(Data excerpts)
▬▬▬

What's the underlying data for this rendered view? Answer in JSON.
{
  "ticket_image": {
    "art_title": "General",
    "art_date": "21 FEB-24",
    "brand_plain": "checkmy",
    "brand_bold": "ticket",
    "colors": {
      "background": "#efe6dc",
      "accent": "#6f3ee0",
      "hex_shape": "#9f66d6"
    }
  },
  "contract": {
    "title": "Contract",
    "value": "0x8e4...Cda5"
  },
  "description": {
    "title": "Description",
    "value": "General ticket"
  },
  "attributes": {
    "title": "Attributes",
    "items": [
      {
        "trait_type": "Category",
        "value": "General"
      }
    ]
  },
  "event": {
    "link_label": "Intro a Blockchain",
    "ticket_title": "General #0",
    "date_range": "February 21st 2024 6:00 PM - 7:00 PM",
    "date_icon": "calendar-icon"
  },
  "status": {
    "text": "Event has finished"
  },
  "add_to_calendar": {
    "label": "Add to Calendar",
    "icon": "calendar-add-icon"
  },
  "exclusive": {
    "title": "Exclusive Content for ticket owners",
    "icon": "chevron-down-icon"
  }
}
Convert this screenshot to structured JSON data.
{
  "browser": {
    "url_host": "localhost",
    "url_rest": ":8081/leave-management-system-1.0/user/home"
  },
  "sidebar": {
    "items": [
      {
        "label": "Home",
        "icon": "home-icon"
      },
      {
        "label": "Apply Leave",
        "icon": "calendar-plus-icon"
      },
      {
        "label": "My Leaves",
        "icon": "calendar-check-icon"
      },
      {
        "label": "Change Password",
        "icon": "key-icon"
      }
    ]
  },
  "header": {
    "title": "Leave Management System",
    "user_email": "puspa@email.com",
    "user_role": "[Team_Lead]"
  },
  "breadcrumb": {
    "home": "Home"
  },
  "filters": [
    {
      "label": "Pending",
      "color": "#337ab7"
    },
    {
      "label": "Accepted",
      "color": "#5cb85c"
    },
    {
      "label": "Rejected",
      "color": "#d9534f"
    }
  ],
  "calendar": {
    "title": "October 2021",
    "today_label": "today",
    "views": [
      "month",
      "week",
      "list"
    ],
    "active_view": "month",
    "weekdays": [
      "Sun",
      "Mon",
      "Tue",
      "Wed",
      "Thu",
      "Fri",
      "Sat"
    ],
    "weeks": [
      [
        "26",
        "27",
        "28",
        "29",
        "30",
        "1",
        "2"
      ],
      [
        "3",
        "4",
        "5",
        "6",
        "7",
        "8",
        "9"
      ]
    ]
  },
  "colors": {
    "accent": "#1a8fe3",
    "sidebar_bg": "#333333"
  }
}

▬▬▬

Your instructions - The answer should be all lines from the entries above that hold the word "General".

Result for this exercise -
    "art_title": "General",
    "value": "General ticket"
        "value": "General"
    "ticket_title": "General #0",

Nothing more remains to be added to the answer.